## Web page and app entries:
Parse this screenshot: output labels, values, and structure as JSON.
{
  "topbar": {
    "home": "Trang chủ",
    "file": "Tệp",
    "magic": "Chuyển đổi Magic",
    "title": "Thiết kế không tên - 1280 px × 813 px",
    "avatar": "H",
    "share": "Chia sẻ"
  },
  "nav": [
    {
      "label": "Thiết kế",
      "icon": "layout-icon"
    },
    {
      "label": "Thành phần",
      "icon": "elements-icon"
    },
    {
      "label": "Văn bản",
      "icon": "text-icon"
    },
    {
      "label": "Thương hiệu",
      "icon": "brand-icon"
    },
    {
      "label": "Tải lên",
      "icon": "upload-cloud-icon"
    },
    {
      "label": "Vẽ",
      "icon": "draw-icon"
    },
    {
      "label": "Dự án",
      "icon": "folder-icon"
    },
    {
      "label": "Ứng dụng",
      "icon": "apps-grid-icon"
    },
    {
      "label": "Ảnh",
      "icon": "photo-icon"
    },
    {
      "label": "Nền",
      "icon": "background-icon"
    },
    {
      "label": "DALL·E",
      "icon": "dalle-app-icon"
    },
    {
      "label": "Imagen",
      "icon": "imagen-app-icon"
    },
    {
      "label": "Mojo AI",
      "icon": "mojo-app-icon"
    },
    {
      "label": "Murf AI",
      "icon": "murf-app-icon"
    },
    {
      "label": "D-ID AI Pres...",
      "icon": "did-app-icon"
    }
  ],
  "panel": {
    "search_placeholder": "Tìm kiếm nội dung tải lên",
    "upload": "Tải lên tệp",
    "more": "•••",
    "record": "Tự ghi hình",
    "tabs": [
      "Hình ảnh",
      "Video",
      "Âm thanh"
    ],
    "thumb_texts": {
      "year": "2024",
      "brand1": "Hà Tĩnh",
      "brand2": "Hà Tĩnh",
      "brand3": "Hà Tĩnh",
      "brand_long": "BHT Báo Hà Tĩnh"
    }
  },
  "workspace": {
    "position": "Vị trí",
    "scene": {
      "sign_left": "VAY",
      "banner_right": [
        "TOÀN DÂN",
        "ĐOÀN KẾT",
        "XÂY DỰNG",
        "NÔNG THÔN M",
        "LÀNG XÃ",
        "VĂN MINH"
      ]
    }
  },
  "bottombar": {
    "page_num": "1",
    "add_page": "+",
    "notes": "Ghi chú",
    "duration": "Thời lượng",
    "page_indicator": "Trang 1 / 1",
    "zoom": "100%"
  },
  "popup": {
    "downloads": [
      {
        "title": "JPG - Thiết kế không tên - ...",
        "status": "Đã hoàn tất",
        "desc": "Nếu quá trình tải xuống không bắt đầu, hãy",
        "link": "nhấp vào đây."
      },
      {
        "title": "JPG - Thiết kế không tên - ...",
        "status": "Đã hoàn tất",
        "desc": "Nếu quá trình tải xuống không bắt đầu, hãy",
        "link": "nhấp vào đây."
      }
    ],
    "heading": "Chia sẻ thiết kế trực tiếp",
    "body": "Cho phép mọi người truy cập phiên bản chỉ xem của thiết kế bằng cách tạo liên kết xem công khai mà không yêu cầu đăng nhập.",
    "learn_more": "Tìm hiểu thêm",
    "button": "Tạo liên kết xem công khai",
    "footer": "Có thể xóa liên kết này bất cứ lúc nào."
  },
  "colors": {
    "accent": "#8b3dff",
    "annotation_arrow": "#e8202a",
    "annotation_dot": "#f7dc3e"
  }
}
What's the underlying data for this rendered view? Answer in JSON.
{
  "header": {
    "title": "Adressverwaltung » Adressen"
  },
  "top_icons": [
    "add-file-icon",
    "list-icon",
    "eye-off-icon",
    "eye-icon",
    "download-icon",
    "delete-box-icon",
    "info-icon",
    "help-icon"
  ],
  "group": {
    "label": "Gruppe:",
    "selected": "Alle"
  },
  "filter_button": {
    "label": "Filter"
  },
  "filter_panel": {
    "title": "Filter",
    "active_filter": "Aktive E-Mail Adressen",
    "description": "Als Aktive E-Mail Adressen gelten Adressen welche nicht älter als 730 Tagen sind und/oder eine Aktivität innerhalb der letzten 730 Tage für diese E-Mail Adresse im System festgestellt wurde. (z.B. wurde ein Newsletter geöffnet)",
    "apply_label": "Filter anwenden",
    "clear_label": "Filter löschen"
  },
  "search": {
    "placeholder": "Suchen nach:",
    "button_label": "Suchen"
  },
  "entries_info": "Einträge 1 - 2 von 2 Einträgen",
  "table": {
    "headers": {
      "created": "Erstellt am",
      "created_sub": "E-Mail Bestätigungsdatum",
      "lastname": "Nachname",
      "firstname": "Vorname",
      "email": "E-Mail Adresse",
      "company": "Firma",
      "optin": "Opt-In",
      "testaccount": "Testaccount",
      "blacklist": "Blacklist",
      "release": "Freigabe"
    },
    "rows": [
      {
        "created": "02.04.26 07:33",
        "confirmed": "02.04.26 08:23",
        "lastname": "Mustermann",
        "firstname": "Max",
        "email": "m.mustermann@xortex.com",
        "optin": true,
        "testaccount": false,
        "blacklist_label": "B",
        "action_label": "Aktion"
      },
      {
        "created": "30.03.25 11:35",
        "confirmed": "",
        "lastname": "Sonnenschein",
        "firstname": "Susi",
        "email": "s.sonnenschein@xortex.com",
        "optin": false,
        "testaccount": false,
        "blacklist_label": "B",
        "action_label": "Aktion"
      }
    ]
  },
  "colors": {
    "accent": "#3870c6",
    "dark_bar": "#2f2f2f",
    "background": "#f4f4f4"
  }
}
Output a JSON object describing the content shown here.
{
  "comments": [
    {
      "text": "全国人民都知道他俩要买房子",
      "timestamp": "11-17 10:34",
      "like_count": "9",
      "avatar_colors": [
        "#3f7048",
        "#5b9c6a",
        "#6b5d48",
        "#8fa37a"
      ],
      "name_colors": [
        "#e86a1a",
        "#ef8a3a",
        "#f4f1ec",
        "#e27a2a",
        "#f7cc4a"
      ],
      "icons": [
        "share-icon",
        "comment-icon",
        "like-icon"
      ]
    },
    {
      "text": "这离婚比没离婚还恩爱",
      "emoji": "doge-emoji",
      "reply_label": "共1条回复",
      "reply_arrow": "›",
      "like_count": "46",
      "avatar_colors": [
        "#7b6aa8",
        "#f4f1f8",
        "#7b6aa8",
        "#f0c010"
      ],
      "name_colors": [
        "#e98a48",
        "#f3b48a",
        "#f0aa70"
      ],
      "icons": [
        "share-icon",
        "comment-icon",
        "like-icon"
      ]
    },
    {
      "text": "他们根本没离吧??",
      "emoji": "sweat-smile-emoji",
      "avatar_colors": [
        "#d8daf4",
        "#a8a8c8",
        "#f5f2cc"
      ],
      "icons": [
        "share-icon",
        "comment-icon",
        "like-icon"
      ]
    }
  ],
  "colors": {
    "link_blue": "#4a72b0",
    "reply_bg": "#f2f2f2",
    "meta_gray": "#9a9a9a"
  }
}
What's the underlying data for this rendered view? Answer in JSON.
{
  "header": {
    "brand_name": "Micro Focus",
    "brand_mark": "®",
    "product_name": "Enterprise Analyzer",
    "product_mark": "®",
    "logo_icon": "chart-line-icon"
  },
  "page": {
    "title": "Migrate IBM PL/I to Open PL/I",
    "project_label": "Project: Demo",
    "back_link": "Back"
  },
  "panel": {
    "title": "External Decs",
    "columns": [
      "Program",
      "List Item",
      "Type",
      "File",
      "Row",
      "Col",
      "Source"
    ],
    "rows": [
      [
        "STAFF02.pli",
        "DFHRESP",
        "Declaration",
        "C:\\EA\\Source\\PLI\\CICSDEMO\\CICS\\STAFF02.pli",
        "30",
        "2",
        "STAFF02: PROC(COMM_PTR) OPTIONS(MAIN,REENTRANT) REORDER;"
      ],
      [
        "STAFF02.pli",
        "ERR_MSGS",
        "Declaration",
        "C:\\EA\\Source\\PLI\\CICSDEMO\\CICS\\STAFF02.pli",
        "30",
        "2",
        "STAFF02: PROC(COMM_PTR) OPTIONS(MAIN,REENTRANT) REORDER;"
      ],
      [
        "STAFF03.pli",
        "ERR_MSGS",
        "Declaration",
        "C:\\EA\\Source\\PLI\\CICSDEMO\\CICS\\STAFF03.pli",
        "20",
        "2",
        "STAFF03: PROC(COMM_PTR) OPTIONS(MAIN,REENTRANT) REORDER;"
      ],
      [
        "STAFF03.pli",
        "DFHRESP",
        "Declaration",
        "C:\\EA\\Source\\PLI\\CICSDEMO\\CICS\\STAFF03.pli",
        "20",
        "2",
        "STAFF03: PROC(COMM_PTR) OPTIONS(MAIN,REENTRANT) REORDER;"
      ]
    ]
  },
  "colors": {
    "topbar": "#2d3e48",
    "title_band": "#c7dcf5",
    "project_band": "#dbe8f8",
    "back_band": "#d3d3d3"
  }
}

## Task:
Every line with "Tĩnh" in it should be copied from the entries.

## Problem solution:
      "brand1": "Hà Tĩnh",
      "brand2": "Hà Tĩnh",
      "brand3": "Hà Tĩnh",
      "brand_long": "BHT Báo Hà Tĩnh"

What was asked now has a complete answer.